"Kerry!! They're here!! They're here!!" he hollered as he led the two EMT's and their gurney through the darkened hallways of the huge house.
Two men, young enough to look like high school seniors burst into the kitchen right behind Finn. They stopped and stared at the woman with the cast sitting on the floor with the unconscious woman.
"All right, I need her on a cardiac monitor, right now and get your defibrillator charged. Move!"
They did as she said.
"Are you a doctor?" one of them asked hopefully as he unfolded the monitor and untangled the leads. "I'm uh, Bill."
"Yeah, I'm a doctor. I work in an ER in Chicago," Kerry said. She glanced at the other young man, made sure he was moving quickly with the defib paddles, then grabbed the paramedic shears from her bag and started cutting a path through Mrs. Ryan's nightgown. She signaled for Kim to stop compressions while she and Bill slapped the leads onto the appropriate spots. They both turned to stare at the tiny monitor.
"She's in V-fib," Bill said.
Kerry didn't seem to hear him. "She needs a large bore IV, Bill, and I want her on 100% oxygen by mask. And give her a 50 mg bolus of Lidocaine as soon as you can."
Kim stood up and moved back to let the other nameless EMT move closer to Mrs. Ryan. Her neck and shoulders ached and she dug at the sore muscles with one hand as she watched Kerry and the two paramedics work on the old lady.
And then her eyes fell on Finn. He was opposite her, standing a step or two behind Kerry and his eyes were fastened on his unconscious grandmother.
Kim stepped around the equipment clutter and went to his side, then crouched down.
"Hey," she said. "Are you okay?"
His eyes never moved from the old woman on the floor and he said nothing.

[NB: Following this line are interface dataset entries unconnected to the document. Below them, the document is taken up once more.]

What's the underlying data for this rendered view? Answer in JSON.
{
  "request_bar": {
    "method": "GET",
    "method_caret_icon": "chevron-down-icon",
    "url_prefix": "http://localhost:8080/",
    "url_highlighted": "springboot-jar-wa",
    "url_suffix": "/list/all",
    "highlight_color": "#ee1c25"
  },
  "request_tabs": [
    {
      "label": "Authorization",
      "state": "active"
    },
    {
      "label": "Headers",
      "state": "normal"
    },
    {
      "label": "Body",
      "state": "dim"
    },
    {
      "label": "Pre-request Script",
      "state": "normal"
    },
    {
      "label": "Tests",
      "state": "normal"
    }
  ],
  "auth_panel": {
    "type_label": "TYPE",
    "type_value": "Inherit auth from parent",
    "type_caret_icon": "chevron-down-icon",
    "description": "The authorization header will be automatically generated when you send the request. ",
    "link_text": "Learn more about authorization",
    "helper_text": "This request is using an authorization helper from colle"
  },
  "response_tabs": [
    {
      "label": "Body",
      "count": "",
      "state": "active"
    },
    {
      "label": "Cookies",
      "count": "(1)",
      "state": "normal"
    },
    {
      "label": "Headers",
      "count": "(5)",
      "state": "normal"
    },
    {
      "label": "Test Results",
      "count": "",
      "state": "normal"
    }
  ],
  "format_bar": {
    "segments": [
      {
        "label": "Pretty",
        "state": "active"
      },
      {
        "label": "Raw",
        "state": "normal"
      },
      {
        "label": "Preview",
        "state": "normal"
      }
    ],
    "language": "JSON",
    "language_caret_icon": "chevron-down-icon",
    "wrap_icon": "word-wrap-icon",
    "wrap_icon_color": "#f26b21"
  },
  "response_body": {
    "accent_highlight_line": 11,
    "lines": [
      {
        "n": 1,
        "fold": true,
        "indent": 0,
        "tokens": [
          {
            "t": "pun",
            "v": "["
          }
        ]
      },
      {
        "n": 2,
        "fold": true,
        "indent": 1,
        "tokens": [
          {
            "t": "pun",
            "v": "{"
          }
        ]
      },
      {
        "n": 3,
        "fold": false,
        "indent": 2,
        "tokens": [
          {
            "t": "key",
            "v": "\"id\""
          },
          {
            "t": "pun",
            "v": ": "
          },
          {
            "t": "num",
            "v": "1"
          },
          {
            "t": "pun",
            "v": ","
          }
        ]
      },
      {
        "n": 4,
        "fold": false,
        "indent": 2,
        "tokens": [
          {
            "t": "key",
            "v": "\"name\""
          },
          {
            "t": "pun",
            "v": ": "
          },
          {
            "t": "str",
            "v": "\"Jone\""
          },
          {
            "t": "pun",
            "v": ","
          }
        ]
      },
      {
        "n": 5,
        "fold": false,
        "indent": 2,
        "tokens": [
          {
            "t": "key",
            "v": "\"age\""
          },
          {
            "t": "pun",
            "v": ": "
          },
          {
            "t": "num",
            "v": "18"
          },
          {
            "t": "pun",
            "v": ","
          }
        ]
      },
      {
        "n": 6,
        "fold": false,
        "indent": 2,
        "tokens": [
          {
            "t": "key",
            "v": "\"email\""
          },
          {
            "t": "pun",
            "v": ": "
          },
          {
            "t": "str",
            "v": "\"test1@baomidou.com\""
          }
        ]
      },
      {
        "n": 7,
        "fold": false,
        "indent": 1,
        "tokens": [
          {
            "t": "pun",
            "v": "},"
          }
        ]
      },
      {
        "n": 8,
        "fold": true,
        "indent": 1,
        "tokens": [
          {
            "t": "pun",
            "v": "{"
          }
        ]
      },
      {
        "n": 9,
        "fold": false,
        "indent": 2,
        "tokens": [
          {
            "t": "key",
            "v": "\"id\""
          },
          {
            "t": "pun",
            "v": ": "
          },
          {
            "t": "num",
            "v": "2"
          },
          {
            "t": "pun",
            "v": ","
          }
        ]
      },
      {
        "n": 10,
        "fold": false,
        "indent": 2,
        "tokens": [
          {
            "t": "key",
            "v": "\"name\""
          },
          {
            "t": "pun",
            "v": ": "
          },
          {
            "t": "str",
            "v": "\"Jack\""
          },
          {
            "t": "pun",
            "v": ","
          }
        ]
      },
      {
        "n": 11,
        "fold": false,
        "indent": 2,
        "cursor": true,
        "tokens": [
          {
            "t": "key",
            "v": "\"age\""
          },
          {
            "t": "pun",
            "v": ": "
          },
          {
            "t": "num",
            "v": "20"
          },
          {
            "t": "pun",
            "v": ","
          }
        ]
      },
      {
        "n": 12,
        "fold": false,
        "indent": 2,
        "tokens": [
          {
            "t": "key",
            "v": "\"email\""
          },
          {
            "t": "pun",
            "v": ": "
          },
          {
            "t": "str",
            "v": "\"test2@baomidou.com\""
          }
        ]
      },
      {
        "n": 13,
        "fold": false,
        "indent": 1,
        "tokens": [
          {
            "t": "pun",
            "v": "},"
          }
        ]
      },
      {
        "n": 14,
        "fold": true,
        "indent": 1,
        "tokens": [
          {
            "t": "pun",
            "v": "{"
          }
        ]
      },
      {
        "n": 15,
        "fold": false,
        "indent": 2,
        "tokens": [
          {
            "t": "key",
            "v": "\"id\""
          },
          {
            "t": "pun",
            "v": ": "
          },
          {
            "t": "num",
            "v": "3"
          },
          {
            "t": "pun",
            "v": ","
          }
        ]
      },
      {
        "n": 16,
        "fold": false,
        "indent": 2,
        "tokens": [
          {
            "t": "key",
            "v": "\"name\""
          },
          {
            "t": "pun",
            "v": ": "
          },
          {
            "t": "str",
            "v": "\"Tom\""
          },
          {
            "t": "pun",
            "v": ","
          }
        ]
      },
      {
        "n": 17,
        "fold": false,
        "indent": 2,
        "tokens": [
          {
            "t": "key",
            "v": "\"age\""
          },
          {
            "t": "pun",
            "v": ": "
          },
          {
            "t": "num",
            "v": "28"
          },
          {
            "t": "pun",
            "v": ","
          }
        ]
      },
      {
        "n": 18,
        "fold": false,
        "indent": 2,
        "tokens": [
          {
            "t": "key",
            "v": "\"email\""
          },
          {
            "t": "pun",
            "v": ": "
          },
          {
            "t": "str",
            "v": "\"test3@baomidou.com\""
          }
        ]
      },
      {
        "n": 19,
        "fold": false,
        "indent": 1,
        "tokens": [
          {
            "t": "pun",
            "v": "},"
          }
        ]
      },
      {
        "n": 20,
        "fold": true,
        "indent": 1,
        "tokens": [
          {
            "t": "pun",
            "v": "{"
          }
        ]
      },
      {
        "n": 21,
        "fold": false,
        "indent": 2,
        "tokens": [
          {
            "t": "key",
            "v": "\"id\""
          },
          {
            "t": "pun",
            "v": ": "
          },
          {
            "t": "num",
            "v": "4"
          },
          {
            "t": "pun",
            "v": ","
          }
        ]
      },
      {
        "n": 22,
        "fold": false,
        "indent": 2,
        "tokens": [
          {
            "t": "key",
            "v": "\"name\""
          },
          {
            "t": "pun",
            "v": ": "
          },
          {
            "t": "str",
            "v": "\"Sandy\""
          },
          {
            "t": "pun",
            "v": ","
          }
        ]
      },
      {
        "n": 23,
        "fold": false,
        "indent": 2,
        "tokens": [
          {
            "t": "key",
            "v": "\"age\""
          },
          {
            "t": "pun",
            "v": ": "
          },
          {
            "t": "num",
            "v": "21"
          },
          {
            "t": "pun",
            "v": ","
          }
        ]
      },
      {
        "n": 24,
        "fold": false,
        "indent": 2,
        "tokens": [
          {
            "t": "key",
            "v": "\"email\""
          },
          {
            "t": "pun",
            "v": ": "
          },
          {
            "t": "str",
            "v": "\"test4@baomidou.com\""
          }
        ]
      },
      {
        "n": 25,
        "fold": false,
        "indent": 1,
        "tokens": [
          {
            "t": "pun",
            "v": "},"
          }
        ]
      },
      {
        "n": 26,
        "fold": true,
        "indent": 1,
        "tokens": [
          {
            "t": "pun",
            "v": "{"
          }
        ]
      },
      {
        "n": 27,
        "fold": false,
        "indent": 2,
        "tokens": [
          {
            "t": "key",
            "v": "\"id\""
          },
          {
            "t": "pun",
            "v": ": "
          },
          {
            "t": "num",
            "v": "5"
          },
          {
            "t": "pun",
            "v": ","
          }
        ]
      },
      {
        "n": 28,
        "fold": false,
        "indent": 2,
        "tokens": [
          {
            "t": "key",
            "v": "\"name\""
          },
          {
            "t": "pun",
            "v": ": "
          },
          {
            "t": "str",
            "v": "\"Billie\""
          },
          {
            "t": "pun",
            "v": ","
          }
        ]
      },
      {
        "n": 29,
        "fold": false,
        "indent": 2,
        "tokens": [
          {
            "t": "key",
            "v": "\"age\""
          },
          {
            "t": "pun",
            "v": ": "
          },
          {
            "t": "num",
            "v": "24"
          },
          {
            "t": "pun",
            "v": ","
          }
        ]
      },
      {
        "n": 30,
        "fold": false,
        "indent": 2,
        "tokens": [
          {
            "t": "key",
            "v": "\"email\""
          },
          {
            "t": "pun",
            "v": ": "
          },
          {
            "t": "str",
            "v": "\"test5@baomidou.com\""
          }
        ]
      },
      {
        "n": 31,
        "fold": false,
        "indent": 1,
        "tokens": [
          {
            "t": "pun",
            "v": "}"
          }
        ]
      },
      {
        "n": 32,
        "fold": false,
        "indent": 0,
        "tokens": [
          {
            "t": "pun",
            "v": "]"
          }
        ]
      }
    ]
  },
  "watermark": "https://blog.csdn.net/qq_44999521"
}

Kim touched his shoulder and realized that he was drenched through and shivering in a thin pair of wet pajamas. She looked around for the other blanket she'd brought, and spotted it on the floor near Kerry's bag. She retrieved it, then sat down beside Finn, spread it across her legs and gently pulled him down. He sat on her lap and she wrapped the blanket and her arms around him.
"Charge it to 250 ... clear!" Kerry said and Mrs. Ryan's body was jolted off the floor for a moment. Kerry and the paramedics studied the monitor intensely. "Charge to 300," Kerry said and the whine of the defibrillator batteries filled the kitchen.
"What are they doing?" Finn asked Kim in a hushed voice.
"Your Gran's heart is beating in a funny rhythm. Kerry is giving it a shock of electricity to make it beat right again," Kim said.
He watched Kerry inject something into Gran's IV, then he turned to look at Kim. "Is she going to die?"
Kim hesitated. "Kerry is a really good doctor, Finn, and now that the paramedics are here we can take - "
"Kim," he said and it was one part rebuke, one part desperation. "Is she going to die?"
Kim pursed her lips. "We don't know for sure yet, Finn. Maybe."
He looked back at the scene unfolding in front of him and saw Kerry shock her with the paddles again. He turned and regarded Kim with those serious, sad eyes. "When you know for pretty sure, will you tell me, please?"
Kim searched his face for signs of what was going through his mind. "Okay, if you want us to."
He turned back towards his Gran and watched, a resigned look on his face.